What immigrants do do is pay taxes and they do so to an extent that means that, broadly considered, the net fiscal contribution of immigrants since the turn of the century has almost surely been positive, particularly in regards to immigrants from within Europe but also those from outside. This is at a time when there have been large public deficits. From the point of view of public finance, immigration therefore helps relieve the burden of public service provision rather than adding to it. Of course, over time, young and healthy immigrants will age and draw more heavily on the public sector, but some will return to their place of origin and those who stay will raise children who will help pay for their needs.

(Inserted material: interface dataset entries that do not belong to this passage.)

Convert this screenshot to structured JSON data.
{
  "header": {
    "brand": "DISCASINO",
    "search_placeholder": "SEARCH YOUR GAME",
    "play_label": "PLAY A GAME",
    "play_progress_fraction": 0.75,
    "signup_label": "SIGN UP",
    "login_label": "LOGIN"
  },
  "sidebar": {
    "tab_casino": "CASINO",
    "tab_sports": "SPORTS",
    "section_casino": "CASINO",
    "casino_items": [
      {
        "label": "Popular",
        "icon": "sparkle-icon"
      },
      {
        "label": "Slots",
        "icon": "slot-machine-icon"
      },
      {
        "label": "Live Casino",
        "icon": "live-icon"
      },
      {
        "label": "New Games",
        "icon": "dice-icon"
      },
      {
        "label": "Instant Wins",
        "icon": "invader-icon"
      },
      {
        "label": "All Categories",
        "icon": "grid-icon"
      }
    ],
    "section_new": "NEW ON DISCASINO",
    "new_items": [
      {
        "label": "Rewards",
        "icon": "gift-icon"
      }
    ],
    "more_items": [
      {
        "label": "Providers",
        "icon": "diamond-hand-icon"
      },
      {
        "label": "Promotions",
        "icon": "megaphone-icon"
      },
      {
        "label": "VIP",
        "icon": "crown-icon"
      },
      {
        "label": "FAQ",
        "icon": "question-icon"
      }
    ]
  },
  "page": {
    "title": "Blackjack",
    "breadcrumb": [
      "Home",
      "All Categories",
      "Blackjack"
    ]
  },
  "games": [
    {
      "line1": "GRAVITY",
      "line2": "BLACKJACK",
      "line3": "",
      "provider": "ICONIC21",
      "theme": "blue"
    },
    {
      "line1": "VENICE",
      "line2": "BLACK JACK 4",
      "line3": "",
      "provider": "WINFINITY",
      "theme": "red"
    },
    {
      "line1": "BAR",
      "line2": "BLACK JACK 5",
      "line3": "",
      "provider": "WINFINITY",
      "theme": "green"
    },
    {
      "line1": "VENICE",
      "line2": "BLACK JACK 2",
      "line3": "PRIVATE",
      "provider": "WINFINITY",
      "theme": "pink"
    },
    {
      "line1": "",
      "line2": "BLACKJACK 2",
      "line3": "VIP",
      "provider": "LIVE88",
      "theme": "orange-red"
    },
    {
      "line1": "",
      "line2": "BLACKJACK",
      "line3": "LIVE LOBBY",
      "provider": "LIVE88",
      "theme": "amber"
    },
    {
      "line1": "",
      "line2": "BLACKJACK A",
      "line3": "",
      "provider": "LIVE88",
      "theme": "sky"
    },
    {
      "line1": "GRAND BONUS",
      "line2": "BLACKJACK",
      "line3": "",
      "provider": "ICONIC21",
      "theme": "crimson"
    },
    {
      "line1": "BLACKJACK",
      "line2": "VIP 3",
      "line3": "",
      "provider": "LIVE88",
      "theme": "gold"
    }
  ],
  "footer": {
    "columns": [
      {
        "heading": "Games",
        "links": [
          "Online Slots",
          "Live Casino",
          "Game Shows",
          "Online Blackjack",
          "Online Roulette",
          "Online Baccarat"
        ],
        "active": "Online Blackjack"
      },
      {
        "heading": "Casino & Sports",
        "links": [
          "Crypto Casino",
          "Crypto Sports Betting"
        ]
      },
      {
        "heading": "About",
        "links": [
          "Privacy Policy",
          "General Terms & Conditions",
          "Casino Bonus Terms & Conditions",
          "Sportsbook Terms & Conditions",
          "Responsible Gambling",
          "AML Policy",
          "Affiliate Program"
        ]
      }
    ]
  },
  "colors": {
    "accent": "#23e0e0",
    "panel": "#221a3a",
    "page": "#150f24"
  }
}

These are not the only economic effects of immigration. Suggestive evidence from the US and elsewhere points to the positive contribution free movement can make to innovation, trade and entrepreneurship. None of these issues figure in the discussion within the manifestos but their importance is possibly greater than any of the feared labour market or public service provision effects which do seem to concern the parties.

It is understandable that immigration can give rise to public concern because its problematic aspects may be the most immediately visible. When an immigrant, say, takes a job that might have gone to someone British-born or sits ahead of someone British-born in the wait to see a doctor, this is more easily observed than when the same immigrant creates demand for work by spending their income or helps fund public services by paying their taxes. Failing to address public concern may leave it to grow and will encourage public disillusionment.

Nonetheless, if one looks at opinion survey data, not only in the UK but across Europe, then one has to doubt whether economic issues are at the root of most public disquiet. Although it is the older, less educated voters – those arguably most vulnerable to labour market competition or most dependent on public services – who are least accepting of immigration, the strongest associations with attitudes to immigration are not with opinions about its economic consequences but with responses to its cultural and social impact.

Acknowledgement: This piece was published first at The Geographical.